Excerpts from a dataset
★ ★ ★ ★ ★ ★ ★

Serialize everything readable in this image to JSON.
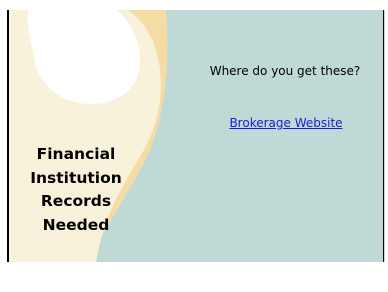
{
  "slide": {
    "title_lines": [
      "Financial",
      "Institution",
      "Records",
      "Needed"
    ],
    "question": "Where do you get these?",
    "link_label": "Brokerage Website"
  },
  "colors": {
    "background": "#bfd9d7",
    "comma_shape": "#f8f2db",
    "comma_shadow": "#f4dca4",
    "link": "#1a1ad9"
  }
}
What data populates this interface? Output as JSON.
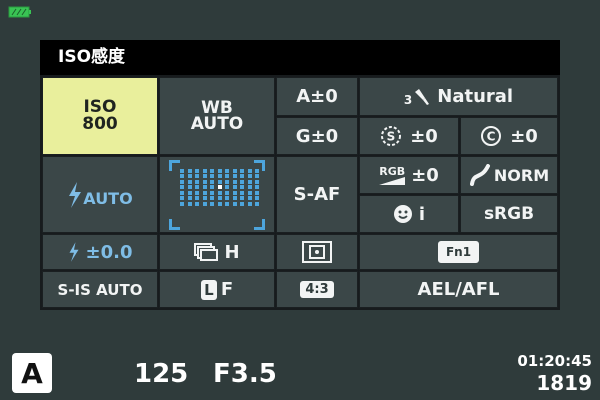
{
  "panel": {
    "title": "ISO感度"
  },
  "iso": {
    "label": "ISO",
    "value": "800"
  },
  "wb": {
    "line1": "WB",
    "line2": "AUTO"
  },
  "wb_a": "A±0",
  "wb_g": "G±0",
  "picture_mode": {
    "number": "3",
    "name": "Natural"
  },
  "sharpness": "±0",
  "contrast": "±0",
  "flash_mode": "AUTO",
  "af_mode": "S-AF",
  "saturation": {
    "icon_text": "RGB",
    "value": "±0"
  },
  "gradation": "NORM",
  "face_priority": "i",
  "color_space": "sRGB",
  "flash_comp": "±0.0",
  "drive": "H",
  "fn_button": "Fn1",
  "stabilizer": "S-IS AUTO",
  "image_quality": {
    "size": "L",
    "compression": "F"
  },
  "aspect": "4:3",
  "ael_afl": "AEL/AFL",
  "footer": {
    "mode": "A",
    "shutter": "125",
    "aperture": "F3.5",
    "time": "01:20:45",
    "shots": "1819"
  },
  "colors": {
    "background": "#2f3b3b",
    "panel": "#171b1d",
    "cell": "#3b4748",
    "selected": "#e9ef9c",
    "af_blue": "#4da5dc",
    "battery": "#39c454"
  },
  "icons": {
    "battery": "battery-icon",
    "picture_mode": "brush-icon",
    "sharpness": "sharpness-s-icon",
    "contrast": "contrast-c-icon",
    "flash": "flash-icon",
    "gradation": "gradation-curve-icon",
    "face": "face-icon",
    "drive": "sequential-drive-icon",
    "metering": "metering-icon",
    "quality": "quality-l-icon"
  }
}
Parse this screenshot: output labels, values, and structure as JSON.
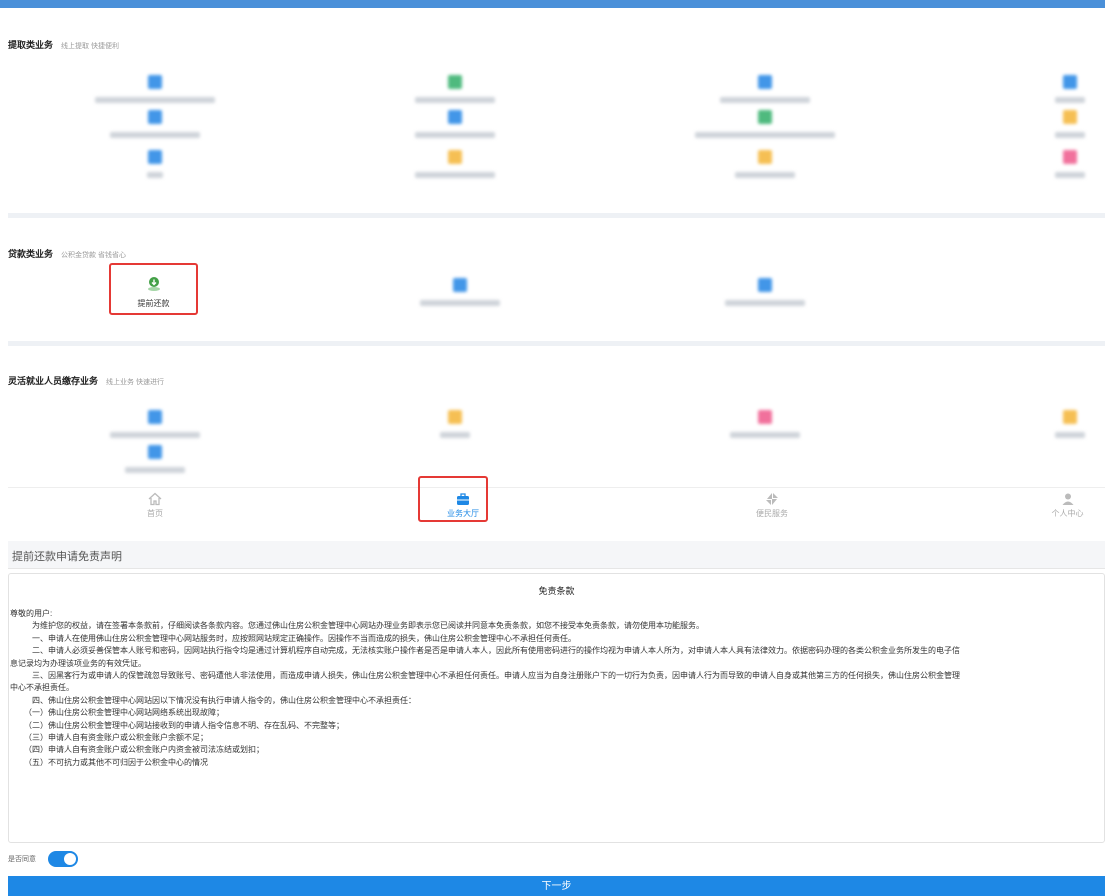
{
  "sections": {
    "withdrawal": {
      "title": "提取类业务",
      "subtitle": "线上提取 快捷便利"
    },
    "loan": {
      "title": "贷款类业务",
      "subtitle": "公积金贷款 省钱省心"
    },
    "flexible": {
      "title": "灵活就业人员缴存业务",
      "subtitle": "线上业务 快速进行"
    }
  },
  "loan_tiles": {
    "early_repayment": "提前还款"
  },
  "tabbar": [
    {
      "label": "首页",
      "icon": "home-icon"
    },
    {
      "label": "业务大厅",
      "icon": "briefcase-icon"
    },
    {
      "label": "便民服务",
      "icon": "service-icon"
    },
    {
      "label": "个人中心",
      "icon": "user-icon"
    }
  ],
  "disclaimer": {
    "header": "提前还款申请免责声明",
    "title": "免责条款",
    "greeting": "尊敬的用户:",
    "lines": [
      "为维护您的权益，请在签署本条款前，仔细阅读各条款内容。您通过佛山住房公积金管理中心网站办理业务即表示您已阅读并同意本免责条款，如您不接受本免责条款，请勿使用本功能服务。",
      "一、申请人在使用佛山住房公积金管理中心网站服务时，应按照网站规定正确操作。因操作不当而造成的损失，佛山住房公积金管理中心不承担任何责任。",
      "二、申请人必须妥善保管本人账号和密码，因网站执行指令均是通过计算机程序自动完成，无法核实账户操作者是否是申请人本人，因此所有使用密码进行的操作均视为申请人本人所为，对申请人本人具有法律效力。依据密码办理的各类公积金业务所发生的电子信",
      "息记录均为办理该项业务的有效凭证。",
      "三、因黑客行为或申请人的保管疏忽导致账号、密码遭他人非法使用，而造成申请人损失，佛山住房公积金管理中心不承担任何责任。申请人应当为自身注册账户下的一切行为负责，因申请人行为而导致的申请人自身或其他第三方的任何损失，佛山住房公积金管理",
      "中心不承担责任。",
      "四、佛山住房公积金管理中心网站因以下情况没有执行申请人指令的，佛山住房公积金管理中心不承担责任：",
      "（一）佛山住房公积金管理中心网站网络系统出现故障；",
      "（二）佛山住房公积金管理中心网站接收到的申请人指令信息不明、存在乱码、不完整等；",
      "（三）申请人自有资金账户或公积金账户余额不足；",
      "（四）申请人自有资金账户或公积金账户内资金被司法冻结或划扣；",
      "（五）不可抗力或其他不可归因于公积金中心的情况"
    ]
  },
  "agree": {
    "label": "是否同意",
    "checked": true
  },
  "next_button": "下一步",
  "colors": {
    "accent": "#1e88e5",
    "highlight": "#e53935",
    "repay_icon": "#43a047"
  }
}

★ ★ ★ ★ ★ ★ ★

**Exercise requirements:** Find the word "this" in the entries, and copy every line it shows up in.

**Result:**
Serialize everything readable in this image to JSON.
What data populates this interface? Output as JSON.
Parse this screenshot: output labels, values, and structure as JSON.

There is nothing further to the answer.